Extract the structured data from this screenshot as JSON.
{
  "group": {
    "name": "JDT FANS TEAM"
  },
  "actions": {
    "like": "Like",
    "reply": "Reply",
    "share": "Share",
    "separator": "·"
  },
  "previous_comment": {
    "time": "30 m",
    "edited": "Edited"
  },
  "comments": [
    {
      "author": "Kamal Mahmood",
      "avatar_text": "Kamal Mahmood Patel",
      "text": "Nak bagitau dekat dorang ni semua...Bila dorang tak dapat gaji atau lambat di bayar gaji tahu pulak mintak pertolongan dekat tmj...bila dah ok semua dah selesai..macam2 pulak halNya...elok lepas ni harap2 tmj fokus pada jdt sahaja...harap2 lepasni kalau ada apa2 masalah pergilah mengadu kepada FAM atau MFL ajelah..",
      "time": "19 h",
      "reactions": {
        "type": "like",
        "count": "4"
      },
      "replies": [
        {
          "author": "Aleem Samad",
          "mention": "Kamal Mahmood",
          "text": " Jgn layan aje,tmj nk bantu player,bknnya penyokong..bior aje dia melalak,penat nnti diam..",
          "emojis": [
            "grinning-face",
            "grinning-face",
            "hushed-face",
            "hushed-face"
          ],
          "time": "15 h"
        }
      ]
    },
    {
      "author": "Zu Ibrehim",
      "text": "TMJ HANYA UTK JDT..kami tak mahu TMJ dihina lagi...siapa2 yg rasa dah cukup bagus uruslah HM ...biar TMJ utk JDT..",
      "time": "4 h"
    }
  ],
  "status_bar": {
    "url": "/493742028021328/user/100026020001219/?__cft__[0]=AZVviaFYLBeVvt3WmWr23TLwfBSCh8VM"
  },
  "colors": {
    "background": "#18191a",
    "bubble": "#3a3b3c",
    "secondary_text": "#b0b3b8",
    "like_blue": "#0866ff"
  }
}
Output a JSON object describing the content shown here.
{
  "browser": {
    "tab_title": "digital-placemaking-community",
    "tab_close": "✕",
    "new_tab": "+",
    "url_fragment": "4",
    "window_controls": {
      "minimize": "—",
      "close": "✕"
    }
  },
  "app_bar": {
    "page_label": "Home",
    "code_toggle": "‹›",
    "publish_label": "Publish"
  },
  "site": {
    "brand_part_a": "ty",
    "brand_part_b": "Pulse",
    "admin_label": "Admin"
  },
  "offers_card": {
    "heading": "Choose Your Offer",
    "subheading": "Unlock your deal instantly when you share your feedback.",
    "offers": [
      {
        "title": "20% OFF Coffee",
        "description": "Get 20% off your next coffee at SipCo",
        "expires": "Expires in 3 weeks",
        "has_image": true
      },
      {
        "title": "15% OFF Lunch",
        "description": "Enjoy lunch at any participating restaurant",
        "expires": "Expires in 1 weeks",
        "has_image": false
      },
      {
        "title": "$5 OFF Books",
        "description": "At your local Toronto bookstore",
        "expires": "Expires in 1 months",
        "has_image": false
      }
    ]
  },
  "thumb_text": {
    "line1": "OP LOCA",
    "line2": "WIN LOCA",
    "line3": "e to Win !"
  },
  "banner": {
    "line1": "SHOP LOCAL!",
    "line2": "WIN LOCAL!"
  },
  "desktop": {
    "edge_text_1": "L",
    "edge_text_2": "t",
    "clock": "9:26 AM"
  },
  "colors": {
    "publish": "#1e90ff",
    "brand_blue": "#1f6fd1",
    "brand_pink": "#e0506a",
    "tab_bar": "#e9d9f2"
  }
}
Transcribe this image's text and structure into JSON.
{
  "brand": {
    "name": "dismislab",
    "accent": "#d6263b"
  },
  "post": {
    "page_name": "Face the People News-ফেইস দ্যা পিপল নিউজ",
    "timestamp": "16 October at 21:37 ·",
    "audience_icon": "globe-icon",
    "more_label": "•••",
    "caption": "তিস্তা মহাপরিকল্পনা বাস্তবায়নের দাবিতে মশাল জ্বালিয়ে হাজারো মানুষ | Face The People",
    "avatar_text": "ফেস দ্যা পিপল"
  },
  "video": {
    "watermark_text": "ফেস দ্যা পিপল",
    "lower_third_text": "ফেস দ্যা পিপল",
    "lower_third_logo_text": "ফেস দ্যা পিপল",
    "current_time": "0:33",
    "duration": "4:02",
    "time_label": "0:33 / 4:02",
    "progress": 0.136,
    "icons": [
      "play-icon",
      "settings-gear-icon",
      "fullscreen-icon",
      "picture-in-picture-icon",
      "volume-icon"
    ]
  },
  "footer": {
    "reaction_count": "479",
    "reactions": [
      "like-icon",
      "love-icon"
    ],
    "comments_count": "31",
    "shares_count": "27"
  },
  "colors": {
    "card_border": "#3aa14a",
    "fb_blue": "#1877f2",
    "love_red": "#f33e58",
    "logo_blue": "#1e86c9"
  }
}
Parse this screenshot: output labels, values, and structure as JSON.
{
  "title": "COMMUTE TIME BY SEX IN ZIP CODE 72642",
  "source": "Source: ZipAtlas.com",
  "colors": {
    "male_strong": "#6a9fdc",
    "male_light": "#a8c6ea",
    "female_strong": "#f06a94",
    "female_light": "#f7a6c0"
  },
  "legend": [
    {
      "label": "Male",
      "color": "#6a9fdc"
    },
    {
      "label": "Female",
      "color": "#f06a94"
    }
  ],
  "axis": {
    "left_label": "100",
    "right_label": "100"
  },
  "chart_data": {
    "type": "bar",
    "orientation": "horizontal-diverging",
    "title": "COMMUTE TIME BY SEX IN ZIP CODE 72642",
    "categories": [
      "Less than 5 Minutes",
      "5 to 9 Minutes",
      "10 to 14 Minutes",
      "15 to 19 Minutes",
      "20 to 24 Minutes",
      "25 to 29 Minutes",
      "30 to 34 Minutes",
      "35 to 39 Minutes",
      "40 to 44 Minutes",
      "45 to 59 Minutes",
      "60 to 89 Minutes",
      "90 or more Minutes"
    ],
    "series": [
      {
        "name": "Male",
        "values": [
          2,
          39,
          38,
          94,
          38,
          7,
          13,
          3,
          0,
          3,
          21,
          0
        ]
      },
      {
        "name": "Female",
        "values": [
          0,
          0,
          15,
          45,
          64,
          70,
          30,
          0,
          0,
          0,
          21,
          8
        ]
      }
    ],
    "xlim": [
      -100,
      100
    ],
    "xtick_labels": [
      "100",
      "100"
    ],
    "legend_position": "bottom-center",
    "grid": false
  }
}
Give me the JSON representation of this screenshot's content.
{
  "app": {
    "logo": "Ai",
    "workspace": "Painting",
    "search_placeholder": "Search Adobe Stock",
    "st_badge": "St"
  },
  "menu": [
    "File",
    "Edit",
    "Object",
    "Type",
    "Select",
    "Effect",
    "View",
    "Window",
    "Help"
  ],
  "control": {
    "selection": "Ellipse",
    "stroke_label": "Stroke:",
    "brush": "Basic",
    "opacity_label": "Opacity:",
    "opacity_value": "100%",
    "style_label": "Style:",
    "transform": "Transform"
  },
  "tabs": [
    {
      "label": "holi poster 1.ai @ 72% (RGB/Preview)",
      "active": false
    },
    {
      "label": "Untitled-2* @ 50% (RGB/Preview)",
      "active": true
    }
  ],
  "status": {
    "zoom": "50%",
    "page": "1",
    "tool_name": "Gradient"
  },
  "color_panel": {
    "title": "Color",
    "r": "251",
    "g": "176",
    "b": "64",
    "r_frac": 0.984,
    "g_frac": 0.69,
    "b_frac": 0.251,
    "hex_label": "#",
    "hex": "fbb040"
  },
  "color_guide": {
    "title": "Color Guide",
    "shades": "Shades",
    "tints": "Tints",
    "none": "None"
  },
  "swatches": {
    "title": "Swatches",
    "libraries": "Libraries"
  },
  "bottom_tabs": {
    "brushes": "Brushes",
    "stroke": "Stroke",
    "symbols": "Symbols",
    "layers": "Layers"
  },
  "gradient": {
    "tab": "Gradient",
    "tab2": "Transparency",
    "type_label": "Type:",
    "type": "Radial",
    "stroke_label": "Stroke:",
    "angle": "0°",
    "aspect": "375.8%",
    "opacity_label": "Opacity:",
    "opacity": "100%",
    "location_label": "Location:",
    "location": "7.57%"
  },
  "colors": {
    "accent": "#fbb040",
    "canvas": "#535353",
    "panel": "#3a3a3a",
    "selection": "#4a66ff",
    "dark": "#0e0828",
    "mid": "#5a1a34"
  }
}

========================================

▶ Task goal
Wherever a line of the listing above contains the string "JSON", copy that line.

▶ Solution to the exercise
Extract the structured data from this screenshot as JSON.
Output a JSON object describing the content shown here.
Transcribe this image's text and structure into JSON.
Parse this screenshot: output labels, values, and structure as JSON.
Give me the JSON representation of this screenshot's content.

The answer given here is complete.